● **What this task involves**
What lines of the data below hold the string "learnParagraph"? Copy each one.

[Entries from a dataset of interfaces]

________________

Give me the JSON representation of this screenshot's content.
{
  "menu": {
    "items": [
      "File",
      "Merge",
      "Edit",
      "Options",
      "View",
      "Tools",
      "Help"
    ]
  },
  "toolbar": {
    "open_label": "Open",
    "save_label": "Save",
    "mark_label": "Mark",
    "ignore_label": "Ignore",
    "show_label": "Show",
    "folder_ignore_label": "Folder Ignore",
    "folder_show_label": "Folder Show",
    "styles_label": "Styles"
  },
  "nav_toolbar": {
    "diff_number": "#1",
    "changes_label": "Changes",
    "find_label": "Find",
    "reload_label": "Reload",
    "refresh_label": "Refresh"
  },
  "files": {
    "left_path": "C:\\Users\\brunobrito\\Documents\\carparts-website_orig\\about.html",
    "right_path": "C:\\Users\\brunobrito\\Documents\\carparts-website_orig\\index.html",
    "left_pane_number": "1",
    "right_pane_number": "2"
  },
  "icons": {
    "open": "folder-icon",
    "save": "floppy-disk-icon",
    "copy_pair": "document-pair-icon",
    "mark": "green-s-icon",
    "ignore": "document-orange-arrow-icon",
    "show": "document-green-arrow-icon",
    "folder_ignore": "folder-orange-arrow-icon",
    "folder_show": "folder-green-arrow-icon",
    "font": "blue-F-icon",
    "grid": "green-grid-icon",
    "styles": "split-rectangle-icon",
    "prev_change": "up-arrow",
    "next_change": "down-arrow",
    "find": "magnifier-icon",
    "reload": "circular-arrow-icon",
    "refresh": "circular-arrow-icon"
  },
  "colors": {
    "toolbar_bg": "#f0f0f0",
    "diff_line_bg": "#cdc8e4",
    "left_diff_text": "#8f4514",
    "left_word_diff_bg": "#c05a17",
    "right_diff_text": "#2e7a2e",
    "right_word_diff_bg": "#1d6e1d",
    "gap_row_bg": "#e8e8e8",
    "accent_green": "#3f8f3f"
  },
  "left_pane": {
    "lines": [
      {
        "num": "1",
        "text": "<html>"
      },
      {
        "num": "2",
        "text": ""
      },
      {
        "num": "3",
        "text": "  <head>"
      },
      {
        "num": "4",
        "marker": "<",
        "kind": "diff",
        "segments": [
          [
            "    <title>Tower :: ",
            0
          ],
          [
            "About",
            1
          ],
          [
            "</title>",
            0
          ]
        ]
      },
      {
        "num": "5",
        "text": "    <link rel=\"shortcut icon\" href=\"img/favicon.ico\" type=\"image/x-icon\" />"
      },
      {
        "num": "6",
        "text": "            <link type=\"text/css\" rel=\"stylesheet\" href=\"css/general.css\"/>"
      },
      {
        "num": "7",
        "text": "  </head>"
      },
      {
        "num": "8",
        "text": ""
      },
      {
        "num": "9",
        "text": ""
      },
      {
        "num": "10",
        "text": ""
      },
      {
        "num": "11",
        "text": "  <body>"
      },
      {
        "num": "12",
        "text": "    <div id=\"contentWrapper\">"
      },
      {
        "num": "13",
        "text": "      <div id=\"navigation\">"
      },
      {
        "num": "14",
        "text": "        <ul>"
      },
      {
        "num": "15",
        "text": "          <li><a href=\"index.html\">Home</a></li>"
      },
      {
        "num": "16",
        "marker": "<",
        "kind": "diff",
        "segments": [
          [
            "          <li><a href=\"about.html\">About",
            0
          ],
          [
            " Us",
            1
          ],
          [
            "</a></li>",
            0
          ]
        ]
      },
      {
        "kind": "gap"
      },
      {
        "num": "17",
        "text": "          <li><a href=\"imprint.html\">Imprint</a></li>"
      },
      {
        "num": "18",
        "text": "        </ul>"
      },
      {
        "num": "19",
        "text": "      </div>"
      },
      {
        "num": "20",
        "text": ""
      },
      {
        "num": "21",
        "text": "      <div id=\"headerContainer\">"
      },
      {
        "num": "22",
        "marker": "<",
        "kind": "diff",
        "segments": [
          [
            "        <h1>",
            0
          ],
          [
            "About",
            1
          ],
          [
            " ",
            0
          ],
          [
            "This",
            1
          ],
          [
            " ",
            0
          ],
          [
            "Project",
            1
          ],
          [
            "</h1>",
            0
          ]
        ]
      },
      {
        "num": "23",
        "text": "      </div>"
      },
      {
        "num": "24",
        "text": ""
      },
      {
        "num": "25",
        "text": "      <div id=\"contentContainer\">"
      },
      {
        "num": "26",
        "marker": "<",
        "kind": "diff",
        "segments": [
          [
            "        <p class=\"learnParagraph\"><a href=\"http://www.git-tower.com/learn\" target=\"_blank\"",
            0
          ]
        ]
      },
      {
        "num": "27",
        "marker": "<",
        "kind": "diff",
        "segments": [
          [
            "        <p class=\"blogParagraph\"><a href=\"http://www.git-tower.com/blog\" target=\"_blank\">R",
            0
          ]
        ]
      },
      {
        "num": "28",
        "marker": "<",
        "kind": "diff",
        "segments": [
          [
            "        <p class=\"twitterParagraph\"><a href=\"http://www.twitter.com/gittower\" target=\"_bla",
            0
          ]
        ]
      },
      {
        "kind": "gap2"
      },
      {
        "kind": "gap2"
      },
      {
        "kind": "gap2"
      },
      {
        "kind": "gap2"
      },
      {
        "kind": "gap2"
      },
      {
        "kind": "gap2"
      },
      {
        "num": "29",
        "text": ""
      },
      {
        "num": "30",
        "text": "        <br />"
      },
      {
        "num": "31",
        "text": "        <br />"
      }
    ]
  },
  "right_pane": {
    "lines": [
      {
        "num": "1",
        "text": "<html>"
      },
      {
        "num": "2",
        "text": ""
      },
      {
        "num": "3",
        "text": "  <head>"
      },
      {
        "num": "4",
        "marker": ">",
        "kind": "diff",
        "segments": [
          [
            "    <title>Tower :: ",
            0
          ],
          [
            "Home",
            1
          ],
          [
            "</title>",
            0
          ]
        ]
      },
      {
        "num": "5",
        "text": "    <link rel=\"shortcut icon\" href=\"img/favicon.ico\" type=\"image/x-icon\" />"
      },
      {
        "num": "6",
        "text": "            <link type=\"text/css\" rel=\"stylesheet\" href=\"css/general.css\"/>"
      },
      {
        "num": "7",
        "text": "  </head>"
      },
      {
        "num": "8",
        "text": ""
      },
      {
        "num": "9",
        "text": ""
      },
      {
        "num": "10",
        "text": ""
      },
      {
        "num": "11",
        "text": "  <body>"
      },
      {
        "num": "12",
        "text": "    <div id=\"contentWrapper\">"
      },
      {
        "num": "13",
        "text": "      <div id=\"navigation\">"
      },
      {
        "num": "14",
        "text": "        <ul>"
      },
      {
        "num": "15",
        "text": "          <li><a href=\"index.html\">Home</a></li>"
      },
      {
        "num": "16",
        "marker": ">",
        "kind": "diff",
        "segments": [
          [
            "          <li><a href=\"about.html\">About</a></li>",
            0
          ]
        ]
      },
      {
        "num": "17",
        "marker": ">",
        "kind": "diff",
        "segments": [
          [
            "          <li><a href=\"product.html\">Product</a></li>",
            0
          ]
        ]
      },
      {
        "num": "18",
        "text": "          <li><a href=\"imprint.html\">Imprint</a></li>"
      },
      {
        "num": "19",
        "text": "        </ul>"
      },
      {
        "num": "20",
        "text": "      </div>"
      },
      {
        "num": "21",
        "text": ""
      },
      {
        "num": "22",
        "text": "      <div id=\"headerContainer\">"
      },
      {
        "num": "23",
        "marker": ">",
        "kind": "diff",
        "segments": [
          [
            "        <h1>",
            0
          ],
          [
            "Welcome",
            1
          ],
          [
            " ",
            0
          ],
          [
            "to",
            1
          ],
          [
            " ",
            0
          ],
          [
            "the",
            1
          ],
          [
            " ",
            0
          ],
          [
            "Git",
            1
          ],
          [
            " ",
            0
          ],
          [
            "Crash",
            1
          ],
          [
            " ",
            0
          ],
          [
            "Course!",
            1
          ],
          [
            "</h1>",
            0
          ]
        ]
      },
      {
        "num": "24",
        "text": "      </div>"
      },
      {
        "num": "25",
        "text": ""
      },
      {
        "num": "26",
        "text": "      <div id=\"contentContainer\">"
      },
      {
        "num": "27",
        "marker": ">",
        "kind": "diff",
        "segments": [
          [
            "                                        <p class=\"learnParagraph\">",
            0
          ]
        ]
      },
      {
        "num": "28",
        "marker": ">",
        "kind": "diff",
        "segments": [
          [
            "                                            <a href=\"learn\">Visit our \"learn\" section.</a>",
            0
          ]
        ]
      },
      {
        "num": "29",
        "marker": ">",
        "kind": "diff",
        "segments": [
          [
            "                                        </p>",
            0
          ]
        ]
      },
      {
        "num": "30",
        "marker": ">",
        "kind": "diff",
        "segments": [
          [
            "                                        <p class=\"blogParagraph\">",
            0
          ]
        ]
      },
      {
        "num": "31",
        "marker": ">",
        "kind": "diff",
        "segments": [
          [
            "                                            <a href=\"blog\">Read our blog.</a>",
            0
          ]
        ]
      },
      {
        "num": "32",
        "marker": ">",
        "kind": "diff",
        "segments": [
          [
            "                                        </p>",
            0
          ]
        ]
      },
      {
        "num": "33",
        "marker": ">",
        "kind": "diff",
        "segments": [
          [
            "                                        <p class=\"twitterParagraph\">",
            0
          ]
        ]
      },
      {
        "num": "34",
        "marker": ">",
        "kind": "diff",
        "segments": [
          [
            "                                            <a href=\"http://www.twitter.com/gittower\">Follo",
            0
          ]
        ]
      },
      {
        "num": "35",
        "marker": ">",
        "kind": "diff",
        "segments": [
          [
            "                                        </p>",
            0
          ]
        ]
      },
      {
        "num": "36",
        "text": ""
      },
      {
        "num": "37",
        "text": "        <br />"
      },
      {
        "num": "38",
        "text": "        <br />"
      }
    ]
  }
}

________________

● **Exercise answer**
            "        <p class=\"learnParagraph\"><a href=\"http://www.git-tower.com/learn\" target=\"_blank\"",
            "                                        <p class=\"learnParagraph\">",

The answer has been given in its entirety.